[Source records]
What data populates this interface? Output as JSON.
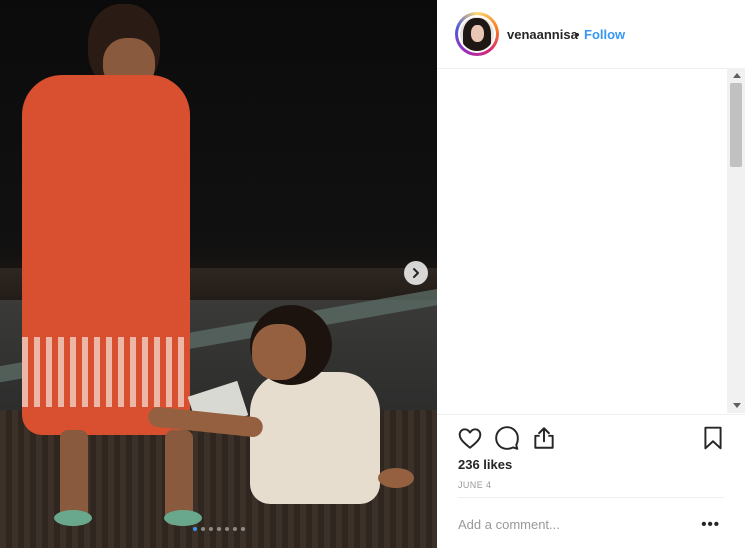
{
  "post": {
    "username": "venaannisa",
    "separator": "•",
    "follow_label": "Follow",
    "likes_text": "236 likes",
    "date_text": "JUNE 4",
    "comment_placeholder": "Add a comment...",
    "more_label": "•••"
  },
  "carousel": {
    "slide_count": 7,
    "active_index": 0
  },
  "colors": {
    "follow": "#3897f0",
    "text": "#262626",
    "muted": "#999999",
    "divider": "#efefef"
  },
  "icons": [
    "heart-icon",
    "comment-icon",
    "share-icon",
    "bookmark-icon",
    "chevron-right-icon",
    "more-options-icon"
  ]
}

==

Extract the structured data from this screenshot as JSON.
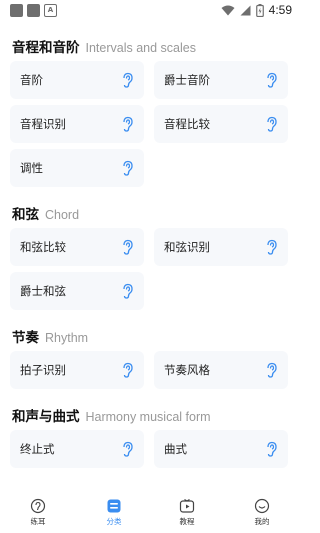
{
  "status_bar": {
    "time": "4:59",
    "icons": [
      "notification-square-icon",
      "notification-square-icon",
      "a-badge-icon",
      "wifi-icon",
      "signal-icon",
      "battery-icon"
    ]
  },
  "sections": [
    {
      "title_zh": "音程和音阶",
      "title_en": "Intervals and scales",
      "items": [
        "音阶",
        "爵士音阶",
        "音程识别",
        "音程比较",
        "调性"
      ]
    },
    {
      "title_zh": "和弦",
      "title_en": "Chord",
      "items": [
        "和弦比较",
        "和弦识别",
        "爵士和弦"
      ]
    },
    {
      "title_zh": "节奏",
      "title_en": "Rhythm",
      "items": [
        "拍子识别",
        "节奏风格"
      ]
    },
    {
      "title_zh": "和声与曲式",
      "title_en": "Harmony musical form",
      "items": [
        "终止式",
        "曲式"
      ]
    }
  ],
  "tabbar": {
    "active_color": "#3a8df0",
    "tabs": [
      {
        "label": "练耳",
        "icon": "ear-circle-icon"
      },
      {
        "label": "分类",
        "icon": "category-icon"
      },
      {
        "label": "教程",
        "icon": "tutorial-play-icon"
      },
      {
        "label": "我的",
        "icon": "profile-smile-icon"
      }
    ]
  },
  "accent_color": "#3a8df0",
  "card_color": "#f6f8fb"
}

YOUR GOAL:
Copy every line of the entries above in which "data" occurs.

THE COMPLETED TASK:
What data populates this interface? Output as JSON.
Extract the structured data from this screenshot as JSON.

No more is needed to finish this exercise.